- from The Devil Wears Prada
This snarkily-fabulous snippet from the 2006 movie sparked more than just lumpy blue sweaters by the bin-load. It also gave Heng Xu a cool idea. “In the scene, Meryl Streep describes how one major designer can use a shade of blue and then another major designer can use it again,” explains the associate professor of information sciences and technology at Penn State University. “Before you know it, all department stores are selling that shade of blue. My team and I were interested in discovering if this type of phenomenon could happen with more than just colors. We wanted to know if the same type of trending could also happen with designs, fabrics, shapes and patterns.”
So she and her research team sliced and diced 15 years worth of data from sources including Style.com, high-end fashion magazines, runway reviews and relevant social networking accounts. For example, if Saks Fifth Avenue tweets one of its purses with lace and then later tweets one of its jackets with lace, the research team keeps track of whether or not other department stores follow the lace trend.

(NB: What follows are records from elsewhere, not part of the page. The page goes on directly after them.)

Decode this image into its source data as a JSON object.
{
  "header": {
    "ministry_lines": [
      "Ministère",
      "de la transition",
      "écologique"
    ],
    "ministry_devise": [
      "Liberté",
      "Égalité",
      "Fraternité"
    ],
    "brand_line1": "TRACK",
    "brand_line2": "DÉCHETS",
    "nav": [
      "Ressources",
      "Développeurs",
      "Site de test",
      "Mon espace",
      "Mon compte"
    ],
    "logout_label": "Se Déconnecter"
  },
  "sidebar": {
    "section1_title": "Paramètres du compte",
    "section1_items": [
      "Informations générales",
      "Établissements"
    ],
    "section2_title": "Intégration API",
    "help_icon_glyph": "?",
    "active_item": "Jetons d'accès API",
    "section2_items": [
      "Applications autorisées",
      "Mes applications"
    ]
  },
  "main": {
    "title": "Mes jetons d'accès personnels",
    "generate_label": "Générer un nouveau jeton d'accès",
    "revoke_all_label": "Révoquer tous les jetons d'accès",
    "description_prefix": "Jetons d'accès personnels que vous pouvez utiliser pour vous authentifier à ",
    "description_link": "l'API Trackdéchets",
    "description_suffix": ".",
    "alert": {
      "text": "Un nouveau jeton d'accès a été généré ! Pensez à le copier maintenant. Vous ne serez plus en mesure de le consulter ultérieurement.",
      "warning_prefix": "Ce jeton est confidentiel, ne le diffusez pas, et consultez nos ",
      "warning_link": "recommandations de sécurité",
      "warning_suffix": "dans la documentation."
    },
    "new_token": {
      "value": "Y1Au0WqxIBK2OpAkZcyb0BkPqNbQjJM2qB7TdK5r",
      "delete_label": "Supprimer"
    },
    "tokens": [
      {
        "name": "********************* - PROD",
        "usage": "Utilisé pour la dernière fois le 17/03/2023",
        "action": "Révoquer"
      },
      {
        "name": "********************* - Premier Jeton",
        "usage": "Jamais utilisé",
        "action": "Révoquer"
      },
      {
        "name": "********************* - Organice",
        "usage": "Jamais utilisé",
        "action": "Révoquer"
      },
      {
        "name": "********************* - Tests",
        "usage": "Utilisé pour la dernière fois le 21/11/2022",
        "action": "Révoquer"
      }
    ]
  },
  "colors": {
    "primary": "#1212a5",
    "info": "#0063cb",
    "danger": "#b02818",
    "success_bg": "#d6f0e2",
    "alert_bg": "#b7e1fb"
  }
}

They also make a note of who retweets in order to get a handle on what kinds of customers are drawn to certain styles.
The obvious use for these data is predicting demand, but Xu has something more lofty than just a cash-generating crystal ball in mind. “There will soon be a website to disseminate our discoveries,” she says. “The site will include an in-depth breakdown of each season’s trends, such as specific designers and fabrics that are most popular during that time.”
And the purpose?
To make fashion friendlier to the non-Prada-wearing set. "Giving everyday people the information and resources they need to follow fashion trends by making smarter purchases or remixing what they already own is part of my motivation for this project," says Xu, noting that the site will be easily searchable and understandable as to what will soon be in style. “To some people, ‘fashion’ only belongs on the runway,” she adds. “To me, fashion should be wearable and affordable for everyone. As an information system researcher, I work toward designing systems that people can better understand. I view fashion in a similar way. I believe fashion is a form of wearable art that anyone can create if they have access to and understand the information that’s available. It’s all about communicating that information so more people can appreciate the beauty of it. "
- Lesley Scott